John and Elizabeth Bates Cowles Chair
Principal Cello Anthony Ross joined the Minnesota Orchestra in 1988 and assumed the principal cello post in 1991. He has been a soloist many times with the Orchestra, performing concertos by Schumann, Dvořák, Victor Herbert, James MacMillan, Beethoven, Saint-Saëns, Elgar, Bloch and Shostakovich, as well as many chamber works. He was most recently featured as soloist in November 2018 performing Shostakovich's Second Cello Concerto.
In recent seasons Ross has performed Prokofiev’s Sinfonia concertante for Cello and Orchestra, the Walton Cello Concerto and the Brahms Double Concerto, the latter alongside former First Associate Concertmaster Sarah Kwak. In April 2014 he was soloist in performances of Eric Whitacre’s The River Cam, with the composer conducting. At Sommerfest 2014 he performed Prokofiev’s Sonata for Cello and Piano with Sommerfest Artistic Director Andrew Litton.
Before joining the Minnesota Orchestra, Ross was principal cello of the Rochester Philharmonic. Away from Orchestra Hall, he is active as a chamber musician, festival performer and educator. He is a member of Accordo, a chamber group made up of principal string players from the Minnesota Orchestra and Saint Paul Chamber Orchestra. He also performs with the Chamber Music Society of Minnesota. He has appeared in the Mostly Mozart, Music in the Vineyards, Cactus Pear (San Antonio), Bach Dancing and Dynamite Society (Madison) and Orcas Island festivals, and has performed on stages from Pensacola, Florida, to Rhodes, Greece. He has taught at the Eastman School of Music, the Aspen Festival, the Grand Teton orchestra seminar and Madeline Island Chamber Music.

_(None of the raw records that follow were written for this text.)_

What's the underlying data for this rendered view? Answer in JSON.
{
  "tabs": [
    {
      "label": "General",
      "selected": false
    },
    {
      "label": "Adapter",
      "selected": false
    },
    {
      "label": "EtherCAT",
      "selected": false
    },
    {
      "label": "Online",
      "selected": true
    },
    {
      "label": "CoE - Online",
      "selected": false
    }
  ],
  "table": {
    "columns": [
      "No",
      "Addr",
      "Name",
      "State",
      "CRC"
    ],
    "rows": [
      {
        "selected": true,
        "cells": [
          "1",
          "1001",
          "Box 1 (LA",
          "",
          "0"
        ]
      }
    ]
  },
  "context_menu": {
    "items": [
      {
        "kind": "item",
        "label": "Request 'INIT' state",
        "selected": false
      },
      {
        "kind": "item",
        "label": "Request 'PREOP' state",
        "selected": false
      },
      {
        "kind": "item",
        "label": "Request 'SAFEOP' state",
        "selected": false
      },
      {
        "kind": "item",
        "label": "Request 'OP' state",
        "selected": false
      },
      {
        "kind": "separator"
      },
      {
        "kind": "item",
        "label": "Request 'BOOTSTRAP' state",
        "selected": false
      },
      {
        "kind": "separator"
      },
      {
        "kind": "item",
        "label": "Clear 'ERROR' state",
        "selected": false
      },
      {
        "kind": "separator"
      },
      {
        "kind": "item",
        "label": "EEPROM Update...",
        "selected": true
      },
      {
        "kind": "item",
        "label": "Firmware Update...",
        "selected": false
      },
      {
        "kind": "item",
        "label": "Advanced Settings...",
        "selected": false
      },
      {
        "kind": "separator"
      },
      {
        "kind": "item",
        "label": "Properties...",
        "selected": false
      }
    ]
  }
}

Ross’ recordings include Bernstein’s Three Meditations with the Minnesota Orchestra under Eiji Oue, the George Lloyd Cello Concerto with the Albany Symphony under David Alan Miller, and works of Rachmaninoff and Elliott Carter for Boston Records.
A graduate of Indiana University, Ross earned a master’s degree at the State University of New York, Stony Brook. In 1982 he was awarded the bronze medal at the prestigious Tchaikovsky Competition, and he received McKnight Fellowships in 2001 and 2005.